Five Good Ideas
Five Good Ideas about Policy
Published on 24/05/2012
The purpose of policy work is to improve the quality of life for all citizens. As part of that overall goal, it seeks to reduce poverty and inequality, and to promote the inclusion of individuals who typically are underrepresented in the social, cultural, political and economic life of a community – and of a nation. Policy work generally seeks to shift the way in which resources and opportunities are distributed in a society. This change could involve, for example, the provision of higher benefits or the reduction of income taxes. Policy work may also enable access to opportunities, notably advanced education or paid employment. It may build capabilities, such as literacy or skills development, to promote self-sufficiency in the long term. All policy work shares a common goal: to effect change deemed to be in the public interest. But policy efforts can also affect the people who do this work. Each attempt at reform comes with lessons that can be applied not only to future policy initiatives but also as helpful direction for the non-profit world.
Five Good Ideas
- Trust your knowledge
- Dream big
- Go the extra mile
- Hold that thought
- Find your Karasima
Five Good Resources
- Battle, K. and S. Torjman. (2000). A Proposed Model Framework for Early Childhood Development Services within the National Children’s Agenda. Ottawa: Caledon Institute of Social Policy, September.
- Pearson, K. (2006). Accelerating our Impact: Philanthropy, Innovation and Social Change. Montreal: The J.W. McConnell Family Foundation, November.

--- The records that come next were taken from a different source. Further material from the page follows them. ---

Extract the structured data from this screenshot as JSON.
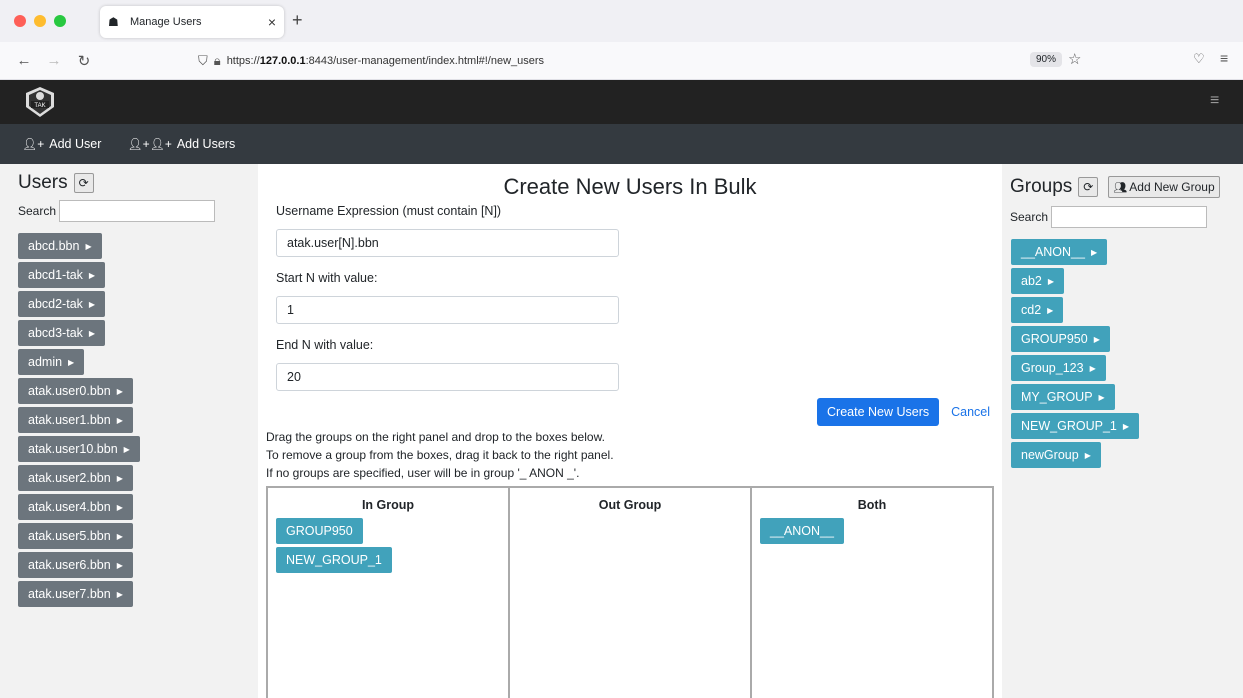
{
  "browser": {
    "tab_title": "Manage Users",
    "tab_close": "×",
    "new_tab": "+",
    "url_prefix": "https://",
    "url_host": "127.0.0.1",
    "url_rest": ":8443/user-management/index.html#!/new_users",
    "zoom": "90%"
  },
  "app": {
    "logo_text": "TAK",
    "nav": [
      {
        "label": "Add User"
      },
      {
        "label": "Add Users"
      }
    ]
  },
  "users_panel": {
    "title": "Users",
    "search_label": "Search",
    "items": [
      "abcd.bbn",
      "abcd1-tak",
      "abcd2-tak",
      "abcd3-tak",
      "admin",
      "atak.user0.bbn",
      "atak.user1.bbn",
      "atak.user10.bbn",
      "atak.user2.bbn",
      "atak.user4.bbn",
      "atak.user5.bbn",
      "atak.user6.bbn",
      "atak.user7.bbn"
    ]
  },
  "form": {
    "title": "Create New Users In Bulk",
    "username_label": "Username Expression (must contain [N])",
    "username_value": "atak.user[N].bbn",
    "start_label": "Start N with value:",
    "start_value": "1",
    "end_label": "End N with value:",
    "end_value": "20",
    "create_button": "Create New Users",
    "cancel_link": "Cancel",
    "instructions": [
      "Drag the groups on the right panel and drop to the boxes below.",
      "To remove a group from the boxes, drag it back to the right panel.",
      "If no groups are specified, user will be in group '_ ANON _'."
    ]
  },
  "boxes": {
    "in_group": {
      "title": "In Group",
      "items": [
        "GROUP950",
        "NEW_GROUP_1"
      ]
    },
    "out_group": {
      "title": "Out Group",
      "items": []
    },
    "both": {
      "title": "Both",
      "items": [
        "__ANON__"
      ]
    }
  },
  "groups_panel": {
    "title": "Groups",
    "add_button": "Add New Group",
    "search_label": "Search",
    "items": [
      "__ANON__",
      "ab2",
      "cd2",
      "GROUP950",
      "Group_123",
      "MY_GROUP",
      "NEW_GROUP_1",
      "newGroup"
    ]
  },
  "colors": {
    "user_chip": "#6c757d",
    "group_chip": "#41a2bb",
    "primary": "#1a73e8",
    "app_header": "#222222",
    "subnav": "#343a40"
  }
}
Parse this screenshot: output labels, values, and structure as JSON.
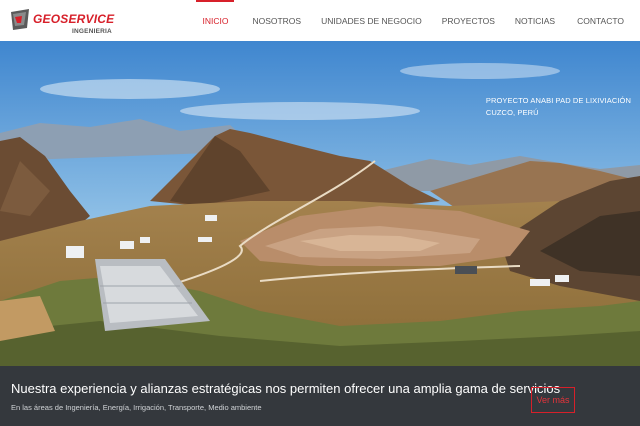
{
  "brand": {
    "name": "GEOSERVICE",
    "subtitle": "INGENIERIA",
    "accent_color": "#d7202a",
    "logo_icon": "geoservice-logo-mark"
  },
  "nav": {
    "items": [
      {
        "label": "INICIO",
        "active": true
      },
      {
        "label": "NOSOTROS",
        "active": false
      },
      {
        "label": "UNIDADES DE NEGOCIO",
        "active": false
      },
      {
        "label": "PROYECTOS",
        "active": false
      },
      {
        "label": "NOTICIAS",
        "active": false
      },
      {
        "label": "CONTACTO",
        "active": false
      }
    ]
  },
  "hero": {
    "caption_line1": "PROYECTO ANABI PAD DE LIXIVIACIÓN",
    "caption_line2": "CUZCO, PERÚ",
    "image": "mining-leach-pad-landscape"
  },
  "banner": {
    "title": "Nuestra experiencia y alianzas estratégicas nos permiten ofrecer una amplia gama de servicios",
    "subtitle": "En las áreas de Ingeniería, Energía, Irrigación, Transporte, Medio ambiente",
    "button_label": "Ver más",
    "background": "#34383d"
  }
}
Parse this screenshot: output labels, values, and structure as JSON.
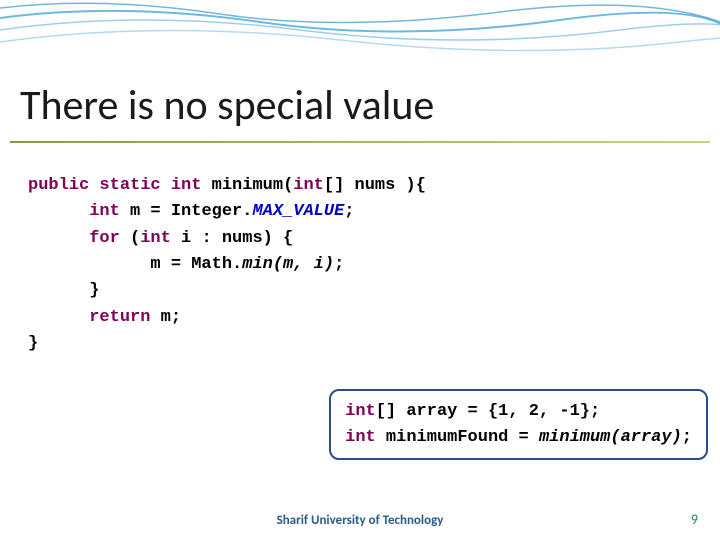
{
  "title": "There is no special value",
  "code": {
    "l1a": "public",
    "l1b": "static",
    "l1c": "int",
    "l1d": " minimum(",
    "l1e": "int",
    "l1f": "[] nums ){",
    "l2a": "int",
    "l2b": " m = Integer.",
    "l2c": "MAX_VALUE",
    "l2d": ";",
    "l3a": "for",
    "l3b": " (",
    "l3c": "int",
    "l3d": " i : nums) {",
    "l4a": "m = Math.",
    "l4b": "min(m, i)",
    "l4c": ";",
    "l5": "}",
    "l6a": "return",
    "l6b": " m;",
    "l7": "}"
  },
  "callout": {
    "l1a": "int",
    "l1b": "[] array = {1, 2, -1};",
    "l2a": "int",
    "l2b": " minimumFound = ",
    "l2c": "minimum(array)",
    "l2d": ";"
  },
  "footer": "Sharif University of Technology",
  "page_number": "9",
  "colors": {
    "keyword": "#7f0055",
    "accent_border": "#2a4e8a",
    "underline_green": "#8a9b3e"
  }
}
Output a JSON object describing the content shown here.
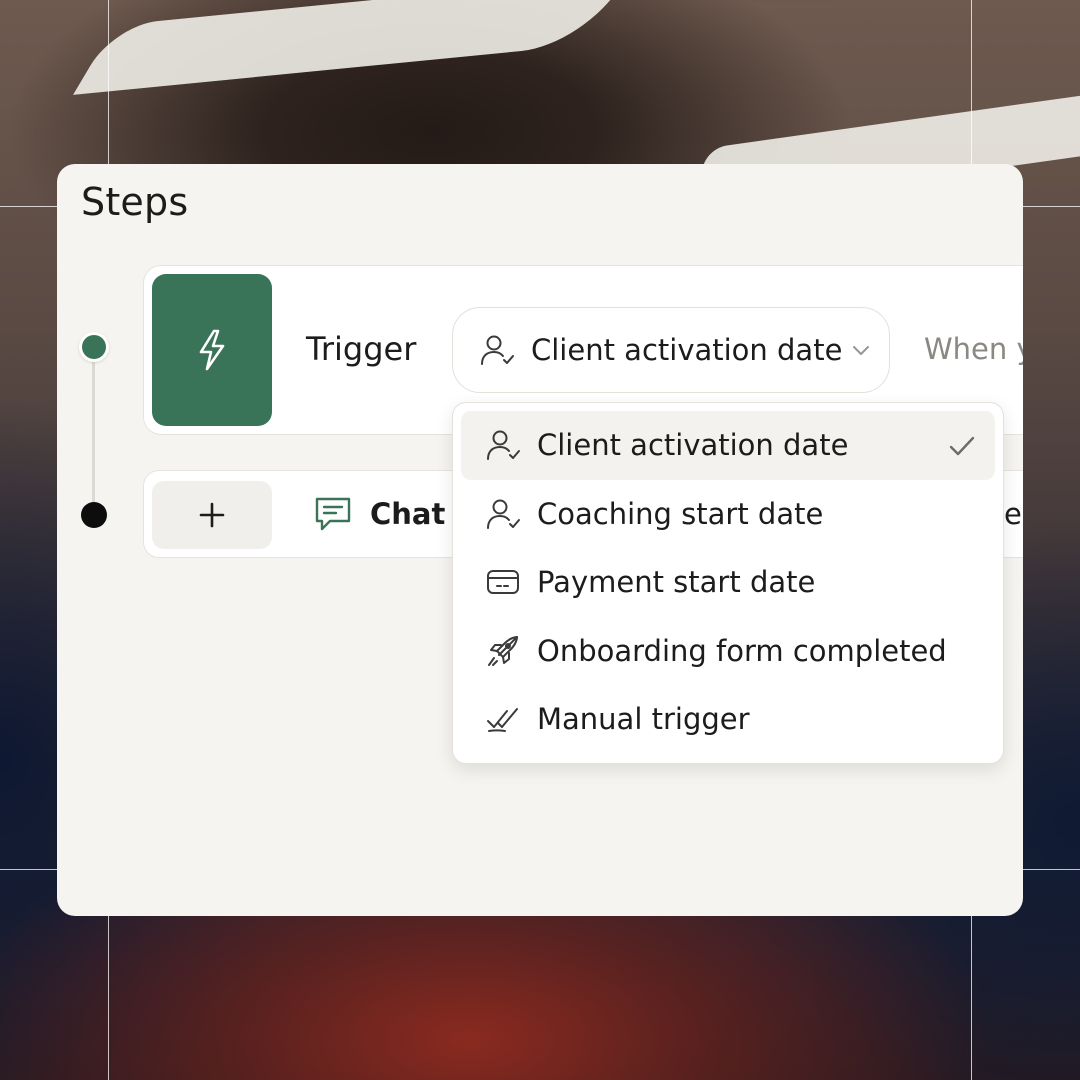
{
  "panel": {
    "title": "Steps"
  },
  "trigger": {
    "label": "Trigger",
    "selected_value": "Client activation date",
    "trailing_text": "When y"
  },
  "step": {
    "label": "Chat r",
    "trailing_text": "eo"
  },
  "dropdown": {
    "items": [
      {
        "label": "Client activation date",
        "icon": "user-check-icon",
        "selected": true
      },
      {
        "label": "Coaching start date",
        "icon": "user-check-icon",
        "selected": false
      },
      {
        "label": "Payment start date",
        "icon": "credit-card-icon",
        "selected": false
      },
      {
        "label": "Onboarding form completed",
        "icon": "rocket-icon",
        "selected": false
      },
      {
        "label": "Manual trigger",
        "icon": "double-check-icon",
        "selected": false
      }
    ]
  },
  "colors": {
    "accent_green": "#3a7458",
    "panel_bg": "#f6f4f0",
    "text_primary": "#1c1c1c",
    "text_muted": "#8b8883"
  }
}
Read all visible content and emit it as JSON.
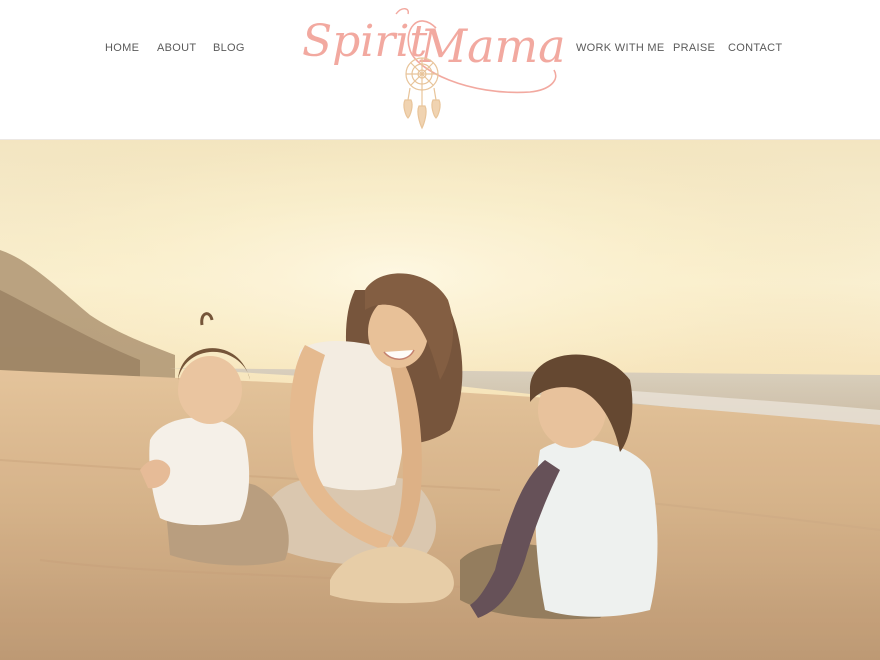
{
  "site": {
    "logo_text": "Spirit Mama",
    "logo_word_1": "Spirit",
    "logo_word_2": "Mama"
  },
  "nav": {
    "left": [
      {
        "label": "HOME"
      },
      {
        "label": "ABOUT"
      },
      {
        "label": "BLOG"
      }
    ],
    "right": [
      {
        "label": "WORK WITH ME"
      },
      {
        "label": "PRAISE"
      },
      {
        "label": "CONTACT"
      }
    ]
  },
  "colors": {
    "logo_pink": "#f2a9a0",
    "dreamcatcher_gold": "#e8c49a",
    "nav_text": "#5a5a5a"
  },
  "hero": {
    "image_alt": "Mother laughing with two young children in the sand on a beach at sunset"
  }
}
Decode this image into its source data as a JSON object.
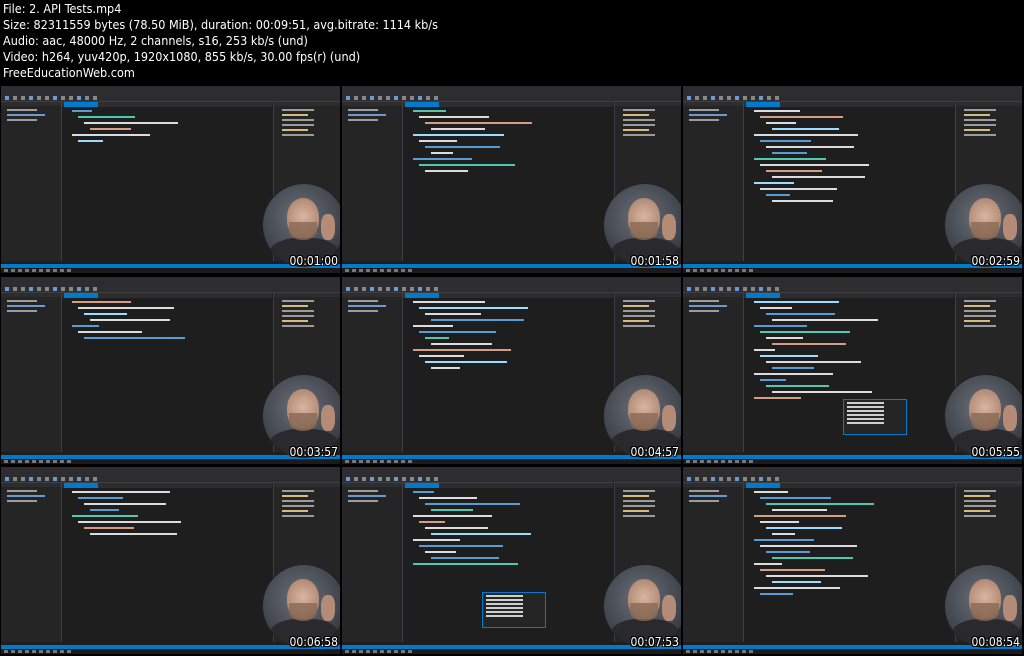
{
  "header": {
    "file": "File: 2. API Tests.mp4",
    "size": "Size: 82311559 bytes (78.50 MiB), duration: 00:09:51, avg.bitrate: 1114 kb/s",
    "audio": "Audio: aac, 48000 Hz, 2 channels, s16, 253 kb/s (und)",
    "video": "Video: h264, yuv420p, 1920x1080, 855 kb/s, 30.00 fps(r) (und)",
    "site": "FreeEducationWeb.com"
  },
  "thumbnails": [
    {
      "timestamp": "00:01:00"
    },
    {
      "timestamp": "00:01:58"
    },
    {
      "timestamp": "00:02:59"
    },
    {
      "timestamp": "00:03:57"
    },
    {
      "timestamp": "00:04:57"
    },
    {
      "timestamp": "00:05:55"
    },
    {
      "timestamp": "00:06:58"
    },
    {
      "timestamp": "00:07:53"
    },
    {
      "timestamp": "00:08:54"
    }
  ],
  "colors": {
    "background": "#000000",
    "ide_bg": "#1e1e1e",
    "ide_panel": "#252526",
    "accent_blue": "#007acc",
    "code_keyword": "#569cd6",
    "code_type": "#4ec9b0",
    "code_string": "#d69d85",
    "code_text": "#dcdcdc"
  }
}
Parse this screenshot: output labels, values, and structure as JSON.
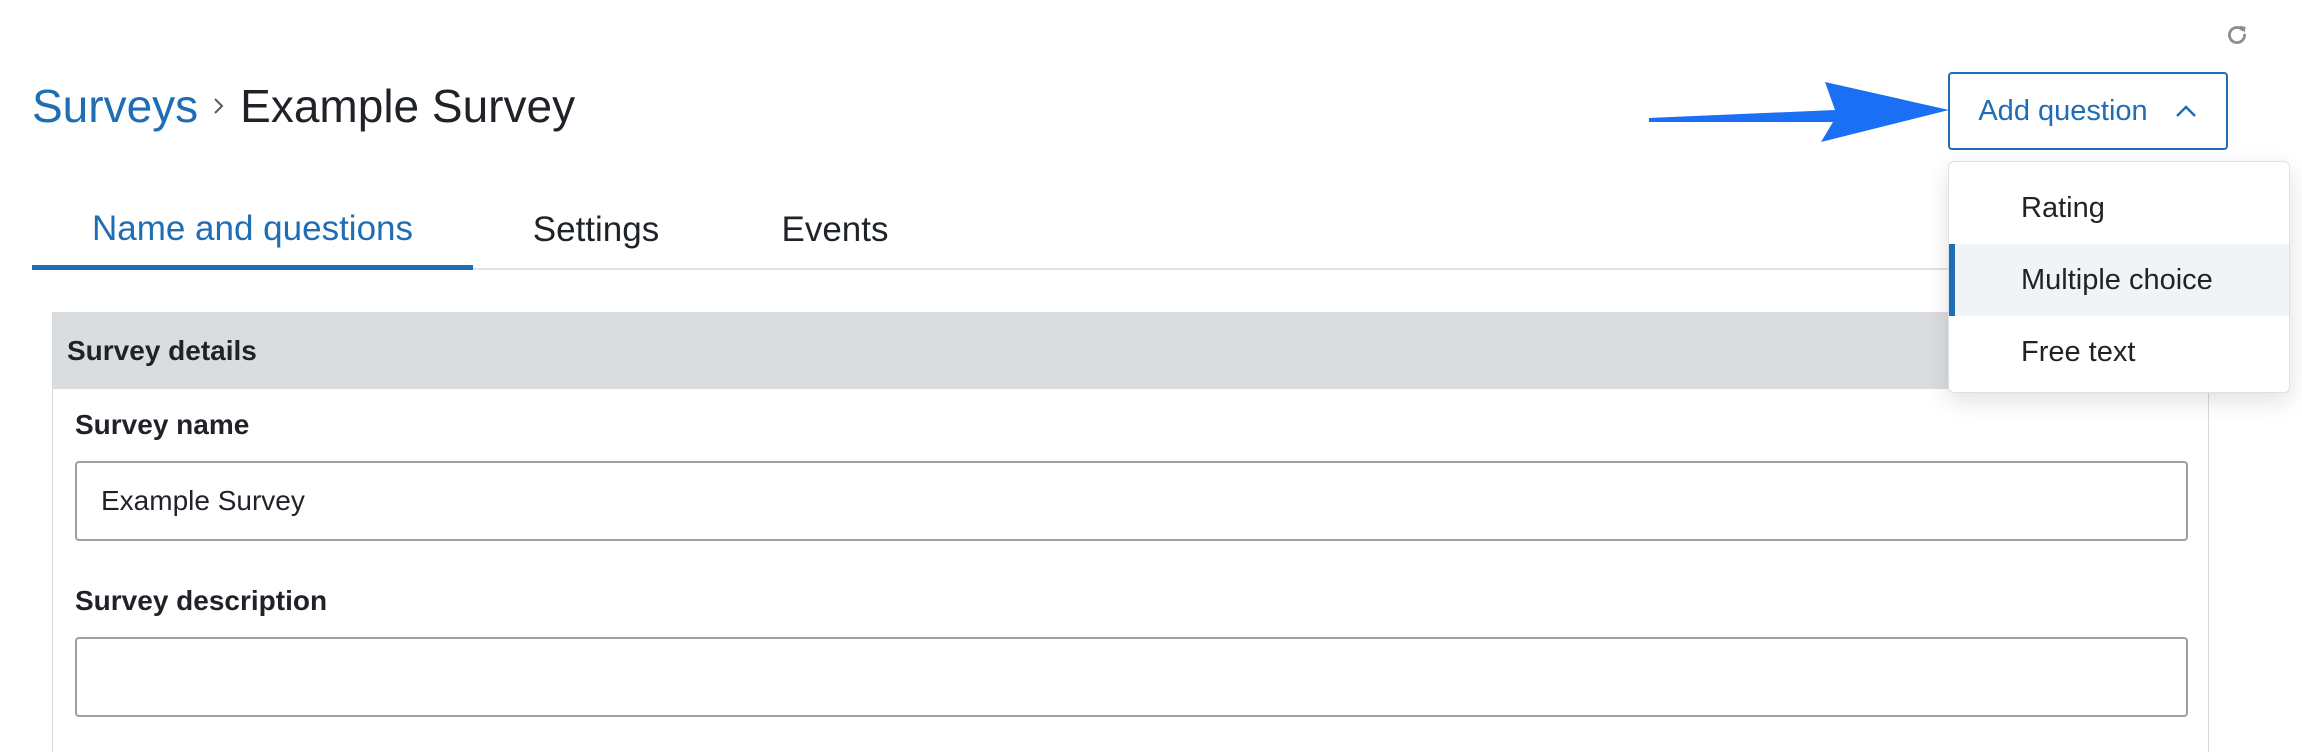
{
  "toolbar": {
    "refresh_icon": "refresh-icon"
  },
  "breadcrumb": {
    "parent": "Surveys",
    "separator_icon": "chevron-right-icon",
    "current": "Example Survey"
  },
  "annotation": {
    "arrow_color": "#1a6ff5"
  },
  "add_question": {
    "label": "Add question",
    "icon": "chevron-up-icon",
    "menu": [
      {
        "label": "Rating",
        "active": false
      },
      {
        "label": "Multiple choice",
        "active": true
      },
      {
        "label": "Free text",
        "active": false
      }
    ]
  },
  "tabs": [
    {
      "label": "Name and questions",
      "active": true
    },
    {
      "label": "Settings",
      "active": false
    },
    {
      "label": "Events",
      "active": false
    }
  ],
  "survey_details": {
    "header": "Survey details",
    "name_label": "Survey name",
    "name_value": "Example Survey",
    "description_label": "Survey description",
    "description_value": ""
  },
  "colors": {
    "accent": "#1e6db5",
    "panel_header_bg": "#dadde0",
    "menu_active_bg": "#f1f4f7"
  }
}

- Pitcher, P. (1999). Artists, Craftsmen and Technocrats: The Dreams, Realties and Illusions of Leadership. Montreal: McGill School of Management.
- Technical Advisory Committee on Tax Measures for Persons with Disabilities. (2005). Disability Tax Fairness. Ottawa: Department of Finance.
- Torjman, S. (2003). New Ingredients for the Fiscal Pie. Ottawa: Caledon Institute of Social Policy, December.
Sherri Torjman is a Social Policy Consultant. She was Vice-President of the Caledon Institute of Social Policy. Over the past 30 years, Sherri has made an invaluable contribution to social policy in Canada through her analysis, writing and public speaking on welfare reform, disability income and supports, home care, caregiver needs and community-based poverty reduction. Sherri has authored and co-authored close to 300 reports on various aspects of social policy. Her wide-ranging work has influenced governments at all levels, voluntary organizations, community groups, the media, academics and students. In 2014-15, Sherri Torjman was a member of the Leader’s (now Prime Minister Justin Trudeau’s) Economic Advisory Council. In association with Ken Battle, she proposed and helped design many of the social policy initiatives that the current government is now implementing related to child benefits, poverty reduction, pensions, caregivers, home care and social infrastructure. In 2012, Sherri was awarded the Queen Elizabeth II Diamond Jubilee Medal for her policy work on caregivers. She received the Champion of Human Services Award from the Ontario Municipal Social Services Association in 2011 and the Top 25 Canadians Award from the Canadian Association of Retired Persons in 2010.